● **Task to complete**: Write out each line below precisely, passing over the pictures.

== == ==

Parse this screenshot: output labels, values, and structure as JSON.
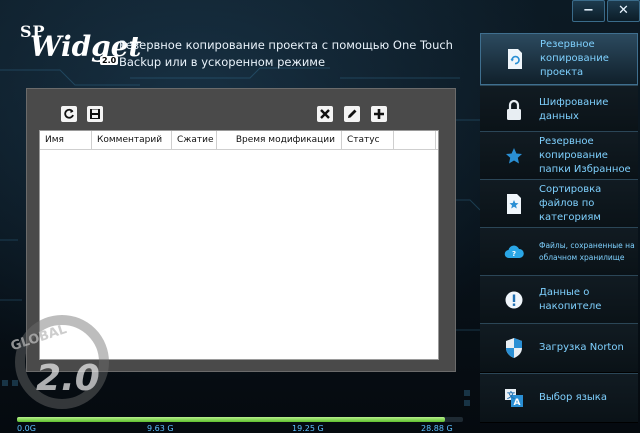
{
  "window": {
    "minimize_label": "−",
    "close_label": "✕"
  },
  "logo": {
    "brand": "SP",
    "product": "Widget",
    "version": "2.0"
  },
  "header": {
    "description": "Резервное копирование проекта с помощью One Touch Backup или в ускоренном режиме"
  },
  "toolbar": {
    "left_icons": [
      "refresh-icon",
      "save-icon"
    ],
    "right_icons": [
      "delete-icon",
      "edit-icon",
      "add-icon"
    ]
  },
  "table": {
    "columns": [
      "Имя",
      "Комментарий",
      "Сжатие",
      "Время модификации",
      "Статус",
      ""
    ],
    "rows": []
  },
  "watermark": {
    "text": "GLOBAL 2.0"
  },
  "storage": {
    "scale": [
      "0.0G",
      "9.63 G",
      "19.25 G",
      "28.88 G"
    ],
    "used_fraction": 0.96,
    "bar_color": "#7ed957"
  },
  "sidebar": {
    "items": [
      {
        "label": "Резервное копирование проекта",
        "icon": "backup-doc-icon",
        "active": true
      },
      {
        "label": "Шифрование данных",
        "icon": "lock-icon",
        "active": false
      },
      {
        "label": "Резервное копирование папки Избранное",
        "icon": "star-icon",
        "active": false
      },
      {
        "label": "Сортировка файлов по категориям",
        "icon": "star-doc-icon",
        "active": false
      },
      {
        "label": "Файлы, сохраненные на облачном хранилище",
        "icon": "cloud-icon",
        "active": false
      },
      {
        "label": "Данные о накопителе",
        "icon": "info-icon",
        "active": false
      },
      {
        "label": "Загрузка  Norton",
        "icon": "shield-icon",
        "active": false
      },
      {
        "label": "Выбор языка",
        "icon": "language-icon",
        "active": false
      }
    ]
  },
  "colors": {
    "accent": "#7fd1ff",
    "background": "#0a1218",
    "panel": "#4a4a4a"
  }
}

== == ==

● **Response to the exercise**:
Parse this screenshot: output labels, values, and structure as JSON.
{
  "window": {
    "minimize_label": "−",
    "close_label": "✕"
  },
  "logo": {
    "brand": "SP",
    "product": "Widget",
    "version": "2.0"
  },
  "header": {
    "description": "Резервное копирование проекта с помощью One Touch Backup или в ускоренном режиме"
  },
  "toolbar": {
    "left_icons": [
      "refresh-icon",
      "save-icon"
    ],
    "right_icons": [
      "delete-icon",
      "edit-icon",
      "add-icon"
    ]
  },
  "table": {
    "columns": [
      "Имя",
      "Комментарий",
      "Сжатие",
      "Время модификации",
      "Статус",
      ""
    ],
    "rows": []
  },
  "watermark": {
    "text": "GLOBAL 2.0"
  },
  "storage": {
    "scale": [
      "0.0G",
      "9.63 G",
      "19.25 G",
      "28.88 G"
    ],
    "used_fraction": 0.96,
    "bar_color": "#7ed957"
  },
  "sidebar": {
    "items": [
      {
        "label": "Резервное копирование проекта",
        "icon": "backup-doc-icon",
        "active": true
      },
      {
        "label": "Шифрование данных",
        "icon": "lock-icon",
        "active": false
      },
      {
        "label": "Резервное копирование папки Избранное",
        "icon": "star-icon",
        "active": false
      },
      {
        "label": "Сортировка файлов по категориям",
        "icon": "star-doc-icon",
        "active": false
      },
      {
        "label": "Файлы, сохраненные на облачном хранилище",
        "icon": "cloud-icon",
        "active": false
      },
      {
        "label": "Данные о накопителе",
        "icon": "info-icon",
        "active": false
      },
      {
        "label": "Загрузка  Norton",
        "icon": "shield-icon",
        "active": false
      },
      {
        "label": "Выбор языка",
        "icon": "language-icon",
        "active": false
      }
    ]
  },
  "colors": {
    "accent": "#7fd1ff",
    "background": "#0a1218",
    "panel": "#4a4a4a"
  }
}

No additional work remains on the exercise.